LISTED RECORDS Start Marker
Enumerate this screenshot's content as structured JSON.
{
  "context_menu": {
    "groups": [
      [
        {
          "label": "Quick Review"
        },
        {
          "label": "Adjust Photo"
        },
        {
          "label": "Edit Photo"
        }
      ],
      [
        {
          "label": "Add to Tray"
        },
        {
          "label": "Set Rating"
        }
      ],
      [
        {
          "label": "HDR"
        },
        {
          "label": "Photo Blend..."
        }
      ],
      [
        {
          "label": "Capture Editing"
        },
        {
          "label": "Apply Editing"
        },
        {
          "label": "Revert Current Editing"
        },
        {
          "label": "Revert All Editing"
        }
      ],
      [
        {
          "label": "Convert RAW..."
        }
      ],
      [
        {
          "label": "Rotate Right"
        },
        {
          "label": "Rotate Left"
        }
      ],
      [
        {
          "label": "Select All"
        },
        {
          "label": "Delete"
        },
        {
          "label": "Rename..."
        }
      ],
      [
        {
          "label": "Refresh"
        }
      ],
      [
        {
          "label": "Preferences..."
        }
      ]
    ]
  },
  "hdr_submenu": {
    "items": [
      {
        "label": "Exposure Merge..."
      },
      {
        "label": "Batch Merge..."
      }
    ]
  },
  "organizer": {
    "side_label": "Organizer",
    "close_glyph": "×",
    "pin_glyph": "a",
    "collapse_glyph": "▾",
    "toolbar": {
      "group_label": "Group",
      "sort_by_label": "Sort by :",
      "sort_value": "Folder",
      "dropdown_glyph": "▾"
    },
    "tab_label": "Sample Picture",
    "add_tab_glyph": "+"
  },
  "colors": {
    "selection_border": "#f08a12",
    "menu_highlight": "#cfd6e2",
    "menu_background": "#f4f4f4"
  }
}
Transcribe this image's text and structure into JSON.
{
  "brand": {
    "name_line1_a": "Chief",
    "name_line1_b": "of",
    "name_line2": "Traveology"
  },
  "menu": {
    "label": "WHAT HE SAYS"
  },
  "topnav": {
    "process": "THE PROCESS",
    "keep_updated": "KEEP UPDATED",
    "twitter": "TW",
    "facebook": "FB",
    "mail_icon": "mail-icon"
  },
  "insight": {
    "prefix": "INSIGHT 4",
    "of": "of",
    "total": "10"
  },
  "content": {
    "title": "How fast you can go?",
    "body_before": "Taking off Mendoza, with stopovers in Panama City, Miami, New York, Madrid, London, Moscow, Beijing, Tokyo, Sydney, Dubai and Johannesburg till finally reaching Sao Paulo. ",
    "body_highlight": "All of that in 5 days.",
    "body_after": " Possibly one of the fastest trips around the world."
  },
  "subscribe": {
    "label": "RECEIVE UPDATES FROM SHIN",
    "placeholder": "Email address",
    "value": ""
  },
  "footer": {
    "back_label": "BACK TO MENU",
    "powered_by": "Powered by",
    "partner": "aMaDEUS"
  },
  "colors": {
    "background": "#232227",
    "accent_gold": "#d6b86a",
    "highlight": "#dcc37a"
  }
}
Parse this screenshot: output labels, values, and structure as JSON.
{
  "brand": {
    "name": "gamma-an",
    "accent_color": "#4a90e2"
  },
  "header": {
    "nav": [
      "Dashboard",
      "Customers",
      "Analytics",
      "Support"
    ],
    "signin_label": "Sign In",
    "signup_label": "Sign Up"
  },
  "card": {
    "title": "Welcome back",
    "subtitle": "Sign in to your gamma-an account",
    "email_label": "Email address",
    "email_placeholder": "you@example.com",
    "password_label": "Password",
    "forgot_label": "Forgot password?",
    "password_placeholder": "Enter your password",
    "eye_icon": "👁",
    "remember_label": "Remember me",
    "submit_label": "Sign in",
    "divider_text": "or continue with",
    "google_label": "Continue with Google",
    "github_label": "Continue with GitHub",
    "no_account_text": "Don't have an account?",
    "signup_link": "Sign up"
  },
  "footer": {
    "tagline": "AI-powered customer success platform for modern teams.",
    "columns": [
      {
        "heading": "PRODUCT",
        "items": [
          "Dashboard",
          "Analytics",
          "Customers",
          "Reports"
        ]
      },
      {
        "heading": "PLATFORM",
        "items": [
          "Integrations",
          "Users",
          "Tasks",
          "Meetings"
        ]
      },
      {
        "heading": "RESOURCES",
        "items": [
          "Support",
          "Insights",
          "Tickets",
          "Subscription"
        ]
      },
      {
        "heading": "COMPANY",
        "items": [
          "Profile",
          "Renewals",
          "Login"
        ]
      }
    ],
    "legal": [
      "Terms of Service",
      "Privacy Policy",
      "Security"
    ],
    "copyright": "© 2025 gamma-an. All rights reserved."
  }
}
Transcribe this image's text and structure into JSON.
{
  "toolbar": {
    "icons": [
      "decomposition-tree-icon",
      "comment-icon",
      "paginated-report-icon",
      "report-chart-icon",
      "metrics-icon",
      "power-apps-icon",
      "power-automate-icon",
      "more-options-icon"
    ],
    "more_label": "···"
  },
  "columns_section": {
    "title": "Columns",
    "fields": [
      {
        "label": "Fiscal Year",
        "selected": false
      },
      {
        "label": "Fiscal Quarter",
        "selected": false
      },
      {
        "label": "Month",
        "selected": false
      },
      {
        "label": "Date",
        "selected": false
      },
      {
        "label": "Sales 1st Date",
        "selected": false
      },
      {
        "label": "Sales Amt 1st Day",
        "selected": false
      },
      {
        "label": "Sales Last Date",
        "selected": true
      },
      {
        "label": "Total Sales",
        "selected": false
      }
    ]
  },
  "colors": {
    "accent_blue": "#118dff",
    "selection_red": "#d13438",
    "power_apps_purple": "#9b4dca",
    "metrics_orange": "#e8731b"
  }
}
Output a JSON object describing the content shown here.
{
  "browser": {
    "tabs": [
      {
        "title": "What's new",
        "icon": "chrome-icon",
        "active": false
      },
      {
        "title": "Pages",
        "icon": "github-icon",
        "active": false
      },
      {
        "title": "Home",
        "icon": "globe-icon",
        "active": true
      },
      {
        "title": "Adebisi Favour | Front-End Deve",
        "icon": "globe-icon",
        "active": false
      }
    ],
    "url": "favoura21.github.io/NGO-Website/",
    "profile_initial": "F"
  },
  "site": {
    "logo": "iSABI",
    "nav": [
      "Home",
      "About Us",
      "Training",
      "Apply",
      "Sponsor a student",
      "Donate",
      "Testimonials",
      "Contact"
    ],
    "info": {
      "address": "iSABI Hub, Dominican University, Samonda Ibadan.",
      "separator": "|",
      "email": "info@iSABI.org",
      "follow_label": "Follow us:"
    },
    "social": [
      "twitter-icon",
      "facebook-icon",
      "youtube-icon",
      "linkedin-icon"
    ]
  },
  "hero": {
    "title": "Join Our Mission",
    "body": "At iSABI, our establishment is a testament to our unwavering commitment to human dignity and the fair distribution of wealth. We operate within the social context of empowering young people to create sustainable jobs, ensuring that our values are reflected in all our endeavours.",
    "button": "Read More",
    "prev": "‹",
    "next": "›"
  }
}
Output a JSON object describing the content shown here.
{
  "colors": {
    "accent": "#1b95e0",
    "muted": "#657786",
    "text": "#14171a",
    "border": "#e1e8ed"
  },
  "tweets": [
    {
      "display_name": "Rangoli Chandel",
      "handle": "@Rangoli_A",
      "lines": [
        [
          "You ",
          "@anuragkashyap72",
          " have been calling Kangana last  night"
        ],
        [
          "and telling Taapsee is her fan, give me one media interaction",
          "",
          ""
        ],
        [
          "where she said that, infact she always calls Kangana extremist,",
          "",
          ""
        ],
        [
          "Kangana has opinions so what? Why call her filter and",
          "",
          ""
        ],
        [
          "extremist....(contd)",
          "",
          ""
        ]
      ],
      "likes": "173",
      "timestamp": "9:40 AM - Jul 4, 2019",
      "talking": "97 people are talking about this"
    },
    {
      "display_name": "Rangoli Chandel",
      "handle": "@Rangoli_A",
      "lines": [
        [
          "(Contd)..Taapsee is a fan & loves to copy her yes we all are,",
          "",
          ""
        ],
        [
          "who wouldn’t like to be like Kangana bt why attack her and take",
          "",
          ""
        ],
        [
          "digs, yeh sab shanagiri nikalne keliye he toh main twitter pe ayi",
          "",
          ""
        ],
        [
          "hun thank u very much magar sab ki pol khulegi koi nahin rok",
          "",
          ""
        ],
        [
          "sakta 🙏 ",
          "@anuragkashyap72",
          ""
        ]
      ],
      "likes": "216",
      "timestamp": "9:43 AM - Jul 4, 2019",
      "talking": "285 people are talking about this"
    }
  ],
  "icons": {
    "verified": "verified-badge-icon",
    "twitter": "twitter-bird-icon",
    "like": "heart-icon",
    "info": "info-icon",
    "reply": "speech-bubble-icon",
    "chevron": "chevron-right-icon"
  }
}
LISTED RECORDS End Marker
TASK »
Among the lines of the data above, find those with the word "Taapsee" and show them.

TASK RESPONSE »
          "and telling Taapsee is her fan, give me one media interaction",
          "(Contd)..Taapsee is a fan & loves to copy her yes we all are,",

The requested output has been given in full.